They Called Him Mr B – A Documentary Movie Proposal

Mr B – Sir Brian Bell CSM, KBE, CStJ

Mr B – Sir Brian Bell CSM, KBE, CStJ

1954. A young pharmacy graduate arrives in Port Moresby by flying boat. He hails from the little Queensland country town of Chinchilla, Melon Capital of Australia and inspiration for the Mad Max movies. Not long afterwards, he goes into business for himself. His name is Brian Bell.

2010. Sir Brian Bell CSM, KBE, CStJ is honoured with a state funeral. The church is packed far beyond capacity. Thousands line the streets to the distant, fire-blackened cemetery. Many cry their hearts out as if mourning for a father or a brother.

Obituaries for the man known throughout Papua New Guinea as Mr B hailed him as statesman, nation-builder and PNG’s biggest philanthropist. Yet he remains almost entirely unknown in the land of his birth, a mystery who should be an inspiration.

What was his background? How did he become so well-beloved? Why did three nations – Papua New Guinea, Norway and Sweden – bestow knighthoods and royal honours on this humble man with the frayed shirt collars and cuffs?

I hardly knew my uncle, Mr B, my only memory him wearing a lava-lava while scoffing watermelon one long, hot summer in Chinchilla. Then, early August 2010, I arrive in Port Moresby to a revelation.

Above: Video slideshow of funeral of Mr B – Sir Brian Bell CSM, KBE, CStJ – in Port Moresby

Philanthropy – The Bigger Picture

Australia has more millionaires than ever – an article in The Age estimates there were 302,000 of them holding US$900 billion, 15.5% of the nation’s wealth, at the end of 2012. The number of multimillionaires, defined as those with more than US$30million each, was estimated at 2,740 in 2012.

Despite these stratospheric earnings, very few Australian millionaires, multimillionaires and billionaires appear to be redistributing their wealth through philanthropy. That is a habit of the rich in other countries that has yet to fully establish itself here.

Chuck Feeney, whose US foundation Atlantic Philanthropies inspired Warren Buffet and Bill Gates to give their own personal fortunes away, was declared Australia’s greatest philanthropist in an ABC Lateline program in 2011.

“I feel confident that Australians will wake up to the opportunity and when they wake up, they’ll give,” said Mr Feeney on the topic of Australia’s wealthy following his philanthropic example. Keith Whelan, The Grants Guy, recently observed that has yet to occur in significant numbers.

Mr B – An Example to Inspire

Brian Bell, right, with older brother Harold Bell, left.

Brian Bell, right, with older brother Harold Bell, left.

I believe that the tale of Mr B is important for two reasons. It is a classic rags-to-riches success story and it is an example of focussing on the greater good.

Mr B contributed to the common wealth of his adopted homeland by building an importing, manufacturing, distribution, wholesale and retail infrastructure. He contributed more directly through his philanthropy, network of charitable organisations and patronage of often lifesaving public services.

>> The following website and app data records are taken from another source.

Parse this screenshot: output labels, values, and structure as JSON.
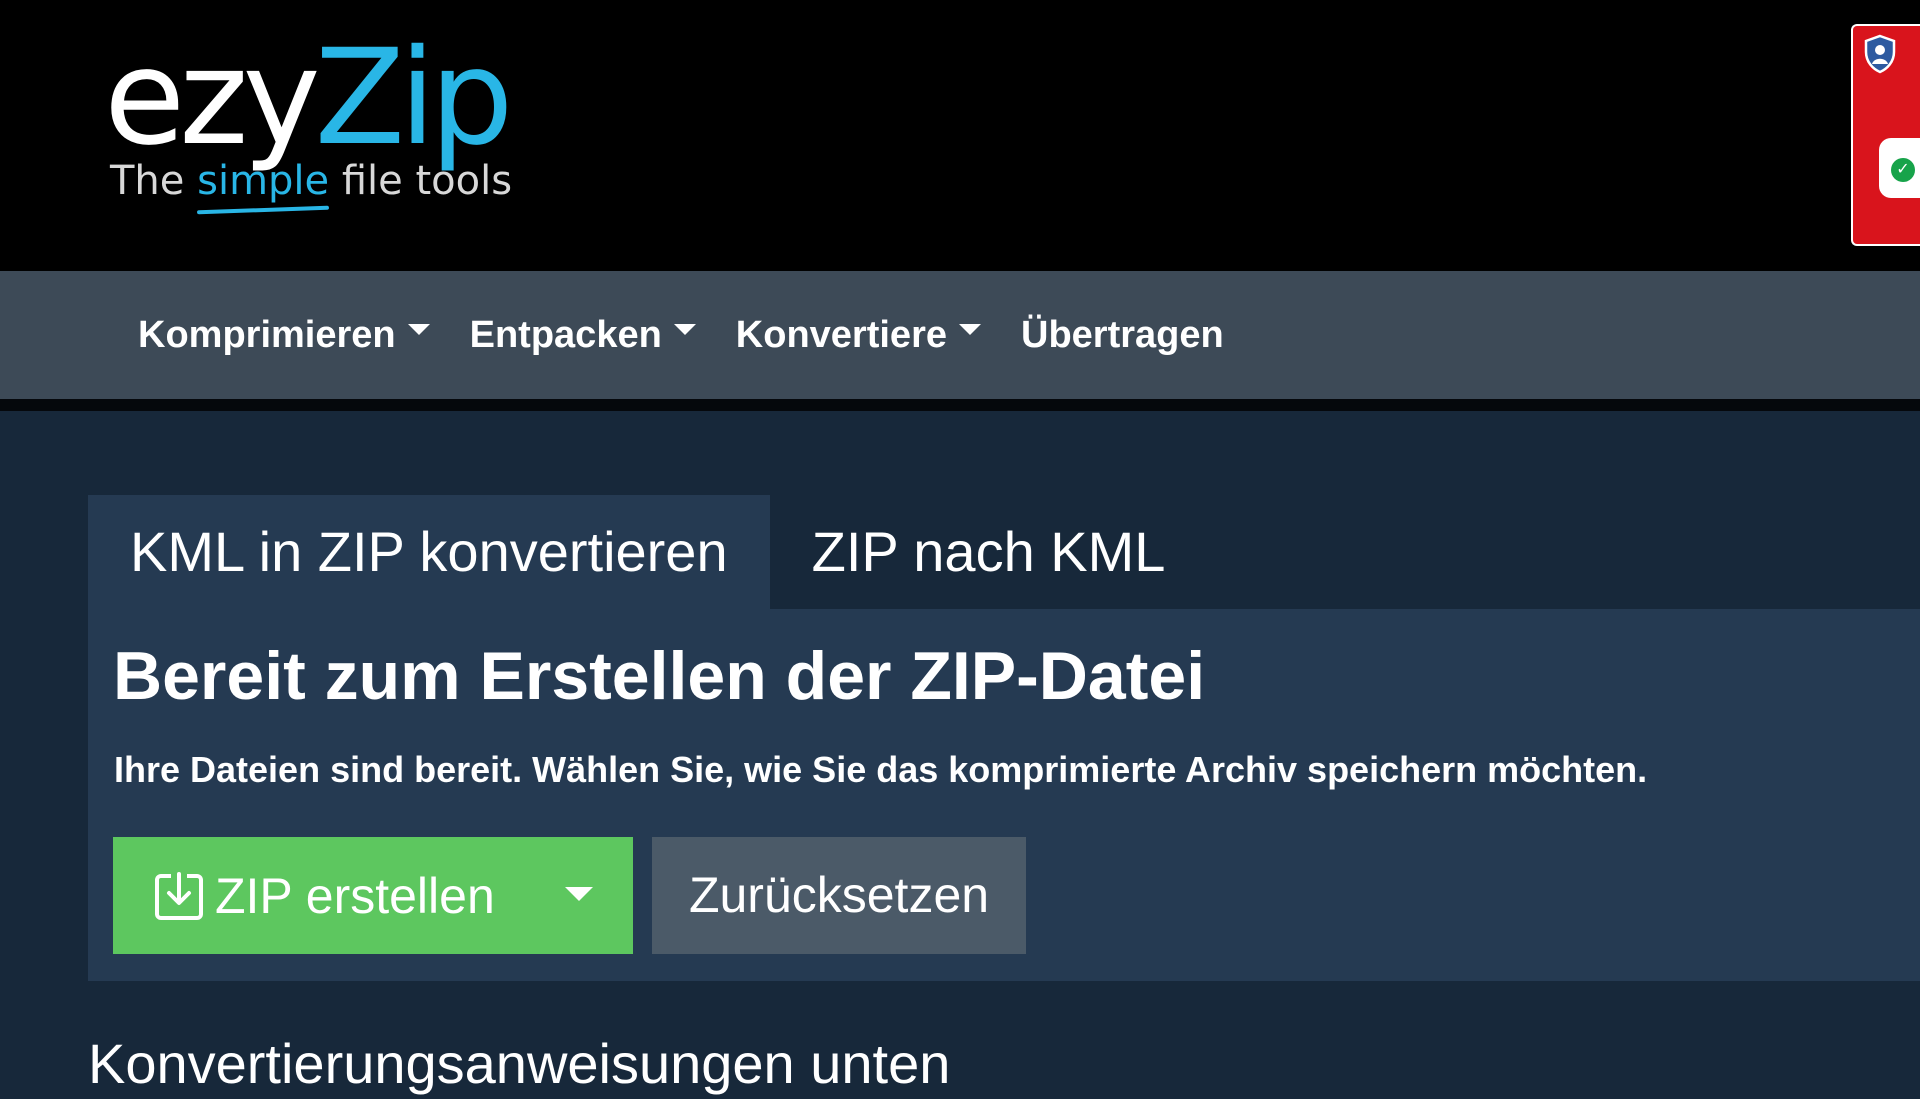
{
  "logo": {
    "word_part1": "ezy",
    "word_part2": "Zip",
    "tagline_pre": "The ",
    "tagline_highlight": "simple",
    "tagline_post": " file tools",
    "brand_color": "#29b6e6"
  },
  "extension": {
    "icon": "shield-icon",
    "status_icon": "check-icon",
    "color": "#d9141c"
  },
  "nav": {
    "items": [
      {
        "label": "Komprimieren",
        "has_dropdown": true
      },
      {
        "label": "Entpacken",
        "has_dropdown": true
      },
      {
        "label": "Konvertiere",
        "has_dropdown": true
      },
      {
        "label": "Übertragen",
        "has_dropdown": false
      }
    ]
  },
  "tabs": [
    {
      "label": "KML in ZIP konvertieren",
      "active": true
    },
    {
      "label": "ZIP nach KML",
      "active": false
    }
  ],
  "panel": {
    "title": "Bereit zum Erstellen der ZIP-Datei",
    "subtitle": "Ihre Dateien sind bereit. Wählen Sie, wie Sie das komprimierte Archiv speichern möchten.",
    "primary_button": {
      "label": "ZIP erstellen",
      "icon": "download-icon",
      "color": "#5dc75f"
    },
    "secondary_button": {
      "label": "Zurücksetzen"
    }
  },
  "instructions_heading": "Konvertierungsanweisungen unten"
}
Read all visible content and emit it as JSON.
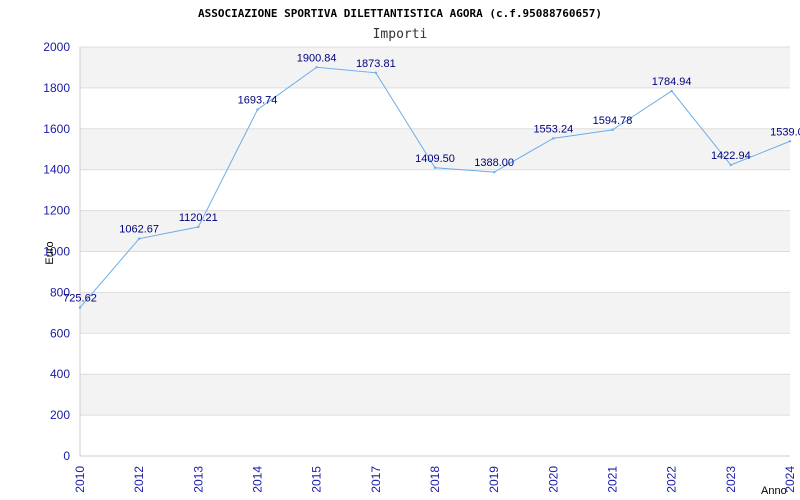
{
  "chart_data": {
    "type": "line",
    "title": "ASSOCIAZIONE SPORTIVA DILETTANTISTICA AGORA (c.f.95088760657)",
    "subtitle": "Importi",
    "xlabel": "Anno",
    "ylabel": "Euro",
    "ylim": [
      0,
      2000
    ],
    "yticks": [
      0,
      200,
      400,
      600,
      800,
      1000,
      1200,
      1400,
      1600,
      1800,
      2000
    ],
    "grid": true,
    "categories": [
      "2010",
      "2012",
      "2013",
      "2014",
      "2015",
      "2017",
      "2018",
      "2019",
      "2020",
      "2021",
      "2022",
      "2023",
      "2024"
    ],
    "series": [
      {
        "values": [
          725.62,
          1062.67,
          1120.21,
          1693.74,
          1900.84,
          1873.81,
          1409.5,
          1388.0,
          1553.24,
          1594.78,
          1784.94,
          1422.94,
          1539.0
        ],
        "labels": [
          "725.62",
          "1062.67",
          "1120.21",
          "1693.74",
          "1900.84",
          "1873.81",
          "1409.50",
          "1388.00",
          "1553.24",
          "1594.78",
          "1784.94",
          "1422.94",
          "1539.00"
        ]
      }
    ],
    "colors": {
      "line": "#6aaee8",
      "band": "#f3f3f3",
      "gridline": "#dddddd",
      "tick": "#1a1aa6",
      "label": "#000080"
    }
  }
}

He mixed with prime ministers and royalty, made friends with senior leaders in China and was known and loved by the people of PNG.

None of this nor his many achievements were hinted at by his boyhood in a remote Depression-struck farm. How many other Australians of any background have set such an example as Mr B? How many will be marked in their passing by crying in the streets?

They Called Him Mr B – A Journey of Discovery

The documentary film They Called Him Mr B will be a very personal journey of discovery about a remarkable man, his public works, his example to others and the legacy he has left behind.

When I was preparing to go to Port Moresby in late 2010 to represent my side of the family at the funeral of Mr B, I knew little more about my uncle than that he had owned a shop. As the obituaries began appearing I learned that Uncle Brian had been far more than simply a shopkeeper.

What I was told about my uncle on arrival came as a shock. His achievements and dedication to the people of his adopted homeland caused me to question everything I knew about him and the extended family I lost contact with during a faraway adolescence. Uncle Brian was the role model I long searched for but never found, an inspiration for me and for all of Australia.

This film is the opportunity to find out more, to dig deep and to truly understand by asking questions such as:

  • How did a young man from a farm in the middle of nowhere come to help build a nation?
  • What was the vision that caused him to leave Australia for a life amongst strangers?
  • Where did the values he lived by come from?
  • What beliefs and experiences fundamentally shaped him?
  • What part did his birth family and future families play?
  • How did he successfully combine commerce with philanthropy?
  • What lessons can be learned from his example?

They Called Him Mr B will be a warts-and-all investigation into a life through looking at the results of that life, interviewing the people whose lives he changed forever, experiencing the places in which he lived and worked, studying the legacies he created and asking why so many mourned him so deeply upon his passing.

As I go through the process of learning and understanding while producing, directing and shooting this film I and my viewers may, perhaps, come out of the experience of watching it a little kinder, a little more generous and a little more like Mr B.